» Required action
Examine the records and identify each line that includes the string "张江纳仕国际社区". Copy those lines.

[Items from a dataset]

########

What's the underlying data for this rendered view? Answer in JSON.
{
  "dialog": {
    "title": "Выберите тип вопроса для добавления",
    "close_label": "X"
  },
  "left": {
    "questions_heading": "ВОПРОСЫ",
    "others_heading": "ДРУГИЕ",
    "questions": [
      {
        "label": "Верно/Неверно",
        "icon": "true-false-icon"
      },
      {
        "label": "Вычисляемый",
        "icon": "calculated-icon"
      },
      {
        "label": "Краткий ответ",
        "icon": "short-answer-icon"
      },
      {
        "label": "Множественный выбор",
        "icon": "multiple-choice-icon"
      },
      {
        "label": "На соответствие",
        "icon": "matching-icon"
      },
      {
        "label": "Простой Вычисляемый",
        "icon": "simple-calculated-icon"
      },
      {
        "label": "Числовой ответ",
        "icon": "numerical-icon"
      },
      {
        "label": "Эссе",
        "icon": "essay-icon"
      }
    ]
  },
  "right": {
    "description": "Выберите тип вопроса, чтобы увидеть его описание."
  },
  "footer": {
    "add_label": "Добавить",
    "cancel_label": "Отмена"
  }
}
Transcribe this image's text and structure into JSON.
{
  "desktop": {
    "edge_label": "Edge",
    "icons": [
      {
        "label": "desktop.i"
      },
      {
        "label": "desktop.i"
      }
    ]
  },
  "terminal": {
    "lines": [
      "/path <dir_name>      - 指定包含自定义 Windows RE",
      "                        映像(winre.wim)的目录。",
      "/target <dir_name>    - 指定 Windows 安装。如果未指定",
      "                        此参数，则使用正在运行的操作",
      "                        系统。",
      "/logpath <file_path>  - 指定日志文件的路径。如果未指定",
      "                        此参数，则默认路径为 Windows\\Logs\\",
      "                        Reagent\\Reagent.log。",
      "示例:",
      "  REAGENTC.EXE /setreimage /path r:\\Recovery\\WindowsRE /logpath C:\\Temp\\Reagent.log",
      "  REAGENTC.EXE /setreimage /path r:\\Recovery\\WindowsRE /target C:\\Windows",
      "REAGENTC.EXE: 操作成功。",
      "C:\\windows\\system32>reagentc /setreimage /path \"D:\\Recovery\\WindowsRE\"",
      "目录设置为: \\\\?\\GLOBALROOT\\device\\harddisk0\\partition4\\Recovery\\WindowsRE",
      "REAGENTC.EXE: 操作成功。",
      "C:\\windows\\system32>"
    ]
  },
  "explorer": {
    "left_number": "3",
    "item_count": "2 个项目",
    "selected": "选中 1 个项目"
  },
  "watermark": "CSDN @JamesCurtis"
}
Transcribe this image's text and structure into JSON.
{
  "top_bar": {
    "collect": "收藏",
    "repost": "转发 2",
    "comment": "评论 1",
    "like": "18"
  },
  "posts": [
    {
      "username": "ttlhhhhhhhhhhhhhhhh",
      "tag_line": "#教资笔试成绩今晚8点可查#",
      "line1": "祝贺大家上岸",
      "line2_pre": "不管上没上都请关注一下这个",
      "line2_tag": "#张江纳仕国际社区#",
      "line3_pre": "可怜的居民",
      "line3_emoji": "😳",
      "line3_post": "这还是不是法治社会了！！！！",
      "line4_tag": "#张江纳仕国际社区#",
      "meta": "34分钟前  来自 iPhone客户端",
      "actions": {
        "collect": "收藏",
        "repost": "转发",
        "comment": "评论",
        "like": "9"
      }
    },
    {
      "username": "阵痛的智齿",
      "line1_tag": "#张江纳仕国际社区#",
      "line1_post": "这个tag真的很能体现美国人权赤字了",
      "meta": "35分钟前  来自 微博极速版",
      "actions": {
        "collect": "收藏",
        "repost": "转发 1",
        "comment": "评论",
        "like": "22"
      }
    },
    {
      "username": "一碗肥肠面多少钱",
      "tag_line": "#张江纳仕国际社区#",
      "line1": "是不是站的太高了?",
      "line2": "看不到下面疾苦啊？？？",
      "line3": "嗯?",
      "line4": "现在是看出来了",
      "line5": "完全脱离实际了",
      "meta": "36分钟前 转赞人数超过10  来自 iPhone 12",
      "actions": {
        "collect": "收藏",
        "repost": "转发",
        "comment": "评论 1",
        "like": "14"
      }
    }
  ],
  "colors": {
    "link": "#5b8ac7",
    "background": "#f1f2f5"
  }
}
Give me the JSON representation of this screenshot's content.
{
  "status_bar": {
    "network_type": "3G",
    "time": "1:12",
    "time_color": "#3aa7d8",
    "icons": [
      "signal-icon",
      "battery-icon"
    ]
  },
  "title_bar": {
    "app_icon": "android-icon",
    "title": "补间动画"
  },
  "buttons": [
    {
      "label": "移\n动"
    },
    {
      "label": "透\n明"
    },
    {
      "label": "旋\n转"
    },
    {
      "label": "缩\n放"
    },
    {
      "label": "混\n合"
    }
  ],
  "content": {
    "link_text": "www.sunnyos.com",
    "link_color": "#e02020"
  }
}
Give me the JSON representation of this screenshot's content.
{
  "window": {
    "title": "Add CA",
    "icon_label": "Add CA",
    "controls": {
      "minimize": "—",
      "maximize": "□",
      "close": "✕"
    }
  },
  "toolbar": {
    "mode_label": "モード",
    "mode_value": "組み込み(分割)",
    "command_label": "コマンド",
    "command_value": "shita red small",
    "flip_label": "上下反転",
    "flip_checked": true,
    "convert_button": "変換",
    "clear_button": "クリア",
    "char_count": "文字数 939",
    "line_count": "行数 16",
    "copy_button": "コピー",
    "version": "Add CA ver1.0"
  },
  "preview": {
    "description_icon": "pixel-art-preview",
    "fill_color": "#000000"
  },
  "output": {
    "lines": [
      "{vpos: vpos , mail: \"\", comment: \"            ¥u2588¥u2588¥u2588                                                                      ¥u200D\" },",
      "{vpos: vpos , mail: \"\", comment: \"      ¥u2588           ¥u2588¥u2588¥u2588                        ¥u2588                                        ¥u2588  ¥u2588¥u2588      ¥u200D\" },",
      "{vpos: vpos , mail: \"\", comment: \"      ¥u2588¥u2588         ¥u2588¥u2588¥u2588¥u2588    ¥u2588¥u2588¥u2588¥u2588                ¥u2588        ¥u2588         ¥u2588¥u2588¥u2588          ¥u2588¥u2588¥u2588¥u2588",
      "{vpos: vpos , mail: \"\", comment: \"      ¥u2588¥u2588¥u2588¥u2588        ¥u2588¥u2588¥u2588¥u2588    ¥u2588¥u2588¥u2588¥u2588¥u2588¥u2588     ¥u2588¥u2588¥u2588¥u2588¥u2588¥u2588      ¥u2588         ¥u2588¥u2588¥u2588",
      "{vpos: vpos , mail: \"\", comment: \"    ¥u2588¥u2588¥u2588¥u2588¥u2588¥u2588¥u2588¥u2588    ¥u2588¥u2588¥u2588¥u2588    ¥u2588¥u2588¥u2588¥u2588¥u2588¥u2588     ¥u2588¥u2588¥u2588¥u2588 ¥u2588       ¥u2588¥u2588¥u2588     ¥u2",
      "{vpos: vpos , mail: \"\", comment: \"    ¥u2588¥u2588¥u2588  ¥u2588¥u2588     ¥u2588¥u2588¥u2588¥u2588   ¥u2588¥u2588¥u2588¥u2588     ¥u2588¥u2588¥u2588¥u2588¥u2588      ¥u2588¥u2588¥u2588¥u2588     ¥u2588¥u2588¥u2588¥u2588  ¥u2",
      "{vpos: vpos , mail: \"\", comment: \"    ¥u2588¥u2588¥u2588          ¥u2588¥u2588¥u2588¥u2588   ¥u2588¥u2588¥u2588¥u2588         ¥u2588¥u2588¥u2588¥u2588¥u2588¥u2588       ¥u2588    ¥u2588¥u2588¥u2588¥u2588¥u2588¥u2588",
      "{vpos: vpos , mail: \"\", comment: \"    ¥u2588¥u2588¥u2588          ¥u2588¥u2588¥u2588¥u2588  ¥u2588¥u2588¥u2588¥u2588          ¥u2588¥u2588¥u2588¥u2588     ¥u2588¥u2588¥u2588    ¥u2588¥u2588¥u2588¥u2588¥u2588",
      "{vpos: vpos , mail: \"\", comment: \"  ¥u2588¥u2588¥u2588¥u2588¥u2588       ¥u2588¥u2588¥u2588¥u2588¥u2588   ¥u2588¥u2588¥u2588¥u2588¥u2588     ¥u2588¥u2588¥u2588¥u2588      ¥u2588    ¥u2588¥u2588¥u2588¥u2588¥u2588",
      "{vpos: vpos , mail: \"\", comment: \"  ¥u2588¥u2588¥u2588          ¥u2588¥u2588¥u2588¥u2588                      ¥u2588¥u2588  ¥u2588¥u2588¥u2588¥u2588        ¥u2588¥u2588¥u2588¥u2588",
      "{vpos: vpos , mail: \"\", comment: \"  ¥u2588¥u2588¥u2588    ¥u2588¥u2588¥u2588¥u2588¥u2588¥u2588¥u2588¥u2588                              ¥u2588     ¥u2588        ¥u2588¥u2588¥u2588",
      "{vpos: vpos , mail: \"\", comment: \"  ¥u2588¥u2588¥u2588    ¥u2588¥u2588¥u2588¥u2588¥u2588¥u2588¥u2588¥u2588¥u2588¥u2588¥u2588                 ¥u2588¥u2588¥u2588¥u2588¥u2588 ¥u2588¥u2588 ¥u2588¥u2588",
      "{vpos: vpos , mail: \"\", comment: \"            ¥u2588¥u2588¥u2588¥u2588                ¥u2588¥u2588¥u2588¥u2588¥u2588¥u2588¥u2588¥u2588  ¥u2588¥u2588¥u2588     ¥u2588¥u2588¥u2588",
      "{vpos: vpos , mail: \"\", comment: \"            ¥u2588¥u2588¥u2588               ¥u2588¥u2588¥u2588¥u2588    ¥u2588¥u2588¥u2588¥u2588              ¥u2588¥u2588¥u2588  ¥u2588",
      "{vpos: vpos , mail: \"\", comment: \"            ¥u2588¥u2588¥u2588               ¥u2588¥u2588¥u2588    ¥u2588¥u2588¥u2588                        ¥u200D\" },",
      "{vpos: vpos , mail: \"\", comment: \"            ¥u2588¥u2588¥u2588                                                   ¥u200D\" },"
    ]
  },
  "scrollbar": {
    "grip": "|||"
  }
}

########

» Result for this task
      "line2_tag": "#张江纳仕国际社区#",
      "line4_tag": "#张江纳仕国际社区#",
      "line1_tag": "#张江纳仕国际社区#",
      "tag_line": "#张江纳仕国际社区#",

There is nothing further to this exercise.